Excellent managers take an interest in "the employees' life outside work, and care about them as a person," according to the research.  

8. They recognize individuality.

Moreover, excellent managers understand their employees' strengths and opportunities for improvement, they value diverse perspectives in their team, and tailor "the definition of success to each individual's talents and interests," noted the research.  

9. They clear a path to execution.

Excellent managers keep outside distractions and conflicts from taking time away from getting the job done. As one of the survey respondents said, "I had a manager, she kept the path clear for me to do my work, to go sit down and code for 10 hours. That was perfect."

10. They build team culture.

Excellent managers live according to the rules, norms, and habits of the team and collaborate with team members to agree on shared values.

11. They guide the team.

Excellent managers coach their people to produce better work, help them think about how to overcome challenges in doing their work, and develop their peoples' independent decision-making skills. 

12. They maintain a positive working environment.

Excellent managers help people "balance work and personal life, [organize events that energize the team], celebrate team successes, and ensure good morale," according to the research.  

13. They inspire the team.

By demonstrating "passion about their work, their team, and the company," excellent managers inspire people to rise to the challenges of their jobs rather than telling them what do to. 

14. They facilitate external communication.

Excellent managers help workers handle the requests they get from other teams and managers -- negotiating on their behalf while "mediating their own team's requests to other teams," noted the research. 

15. They drive alignment.

Finally, excellent managers help people understand the team's mission and goals and how these fit within the overall vision for the company.

As a leader, you should hire and promote managers who best demonstrate each of these 15 attributes of managerial excellence.
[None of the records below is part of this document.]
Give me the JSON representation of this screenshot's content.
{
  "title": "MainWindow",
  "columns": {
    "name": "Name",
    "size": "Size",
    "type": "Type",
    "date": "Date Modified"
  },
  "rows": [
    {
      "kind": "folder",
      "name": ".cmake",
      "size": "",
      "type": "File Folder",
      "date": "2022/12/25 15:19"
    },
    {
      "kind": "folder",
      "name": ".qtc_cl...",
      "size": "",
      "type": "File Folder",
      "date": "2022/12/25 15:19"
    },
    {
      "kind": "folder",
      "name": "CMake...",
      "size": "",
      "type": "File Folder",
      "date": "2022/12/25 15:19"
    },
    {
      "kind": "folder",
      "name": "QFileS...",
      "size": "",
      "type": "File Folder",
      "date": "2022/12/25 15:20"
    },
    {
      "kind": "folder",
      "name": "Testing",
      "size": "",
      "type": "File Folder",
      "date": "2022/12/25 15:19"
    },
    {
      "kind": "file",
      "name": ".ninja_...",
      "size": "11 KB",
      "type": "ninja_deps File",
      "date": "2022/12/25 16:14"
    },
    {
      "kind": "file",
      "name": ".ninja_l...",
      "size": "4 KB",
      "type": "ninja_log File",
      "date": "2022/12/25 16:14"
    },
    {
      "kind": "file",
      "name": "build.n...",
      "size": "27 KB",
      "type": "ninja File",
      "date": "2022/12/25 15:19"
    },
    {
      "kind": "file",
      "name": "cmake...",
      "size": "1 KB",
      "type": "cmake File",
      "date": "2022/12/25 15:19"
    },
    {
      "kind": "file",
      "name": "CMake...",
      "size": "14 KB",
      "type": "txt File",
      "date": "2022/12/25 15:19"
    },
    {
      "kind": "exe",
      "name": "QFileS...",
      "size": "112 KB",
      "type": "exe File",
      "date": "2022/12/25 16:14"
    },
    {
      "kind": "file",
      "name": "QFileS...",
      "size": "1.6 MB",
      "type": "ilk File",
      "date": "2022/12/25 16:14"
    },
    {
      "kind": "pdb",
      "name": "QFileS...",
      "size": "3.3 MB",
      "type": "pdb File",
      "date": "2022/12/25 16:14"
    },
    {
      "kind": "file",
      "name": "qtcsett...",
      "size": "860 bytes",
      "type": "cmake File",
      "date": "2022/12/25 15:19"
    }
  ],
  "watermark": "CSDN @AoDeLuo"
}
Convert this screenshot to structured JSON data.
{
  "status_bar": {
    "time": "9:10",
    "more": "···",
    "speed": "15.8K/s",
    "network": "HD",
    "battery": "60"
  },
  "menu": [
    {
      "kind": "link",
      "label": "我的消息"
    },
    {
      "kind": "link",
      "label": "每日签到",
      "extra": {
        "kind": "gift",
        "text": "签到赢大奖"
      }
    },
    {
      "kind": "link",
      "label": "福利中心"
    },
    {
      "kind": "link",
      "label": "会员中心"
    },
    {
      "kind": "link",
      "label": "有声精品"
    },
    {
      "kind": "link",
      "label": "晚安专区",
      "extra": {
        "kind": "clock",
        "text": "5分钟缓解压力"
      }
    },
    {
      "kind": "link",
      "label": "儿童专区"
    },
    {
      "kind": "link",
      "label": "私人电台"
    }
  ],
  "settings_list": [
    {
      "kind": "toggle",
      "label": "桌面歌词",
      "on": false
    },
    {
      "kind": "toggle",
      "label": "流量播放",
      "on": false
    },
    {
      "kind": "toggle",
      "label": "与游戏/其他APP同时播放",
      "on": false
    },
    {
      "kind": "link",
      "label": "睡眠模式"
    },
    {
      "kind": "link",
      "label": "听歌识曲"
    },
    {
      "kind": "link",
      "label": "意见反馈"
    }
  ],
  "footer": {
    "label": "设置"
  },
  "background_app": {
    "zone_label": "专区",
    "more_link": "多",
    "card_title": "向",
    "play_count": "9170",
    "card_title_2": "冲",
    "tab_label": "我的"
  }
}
If your managers lack these attributes of excellence, you may suffer high talent turnover and fall short of your goals.

If they follow these practices, your company will have an easier time achieving its goals -- and have a basis for setting more ambitious goals in the future.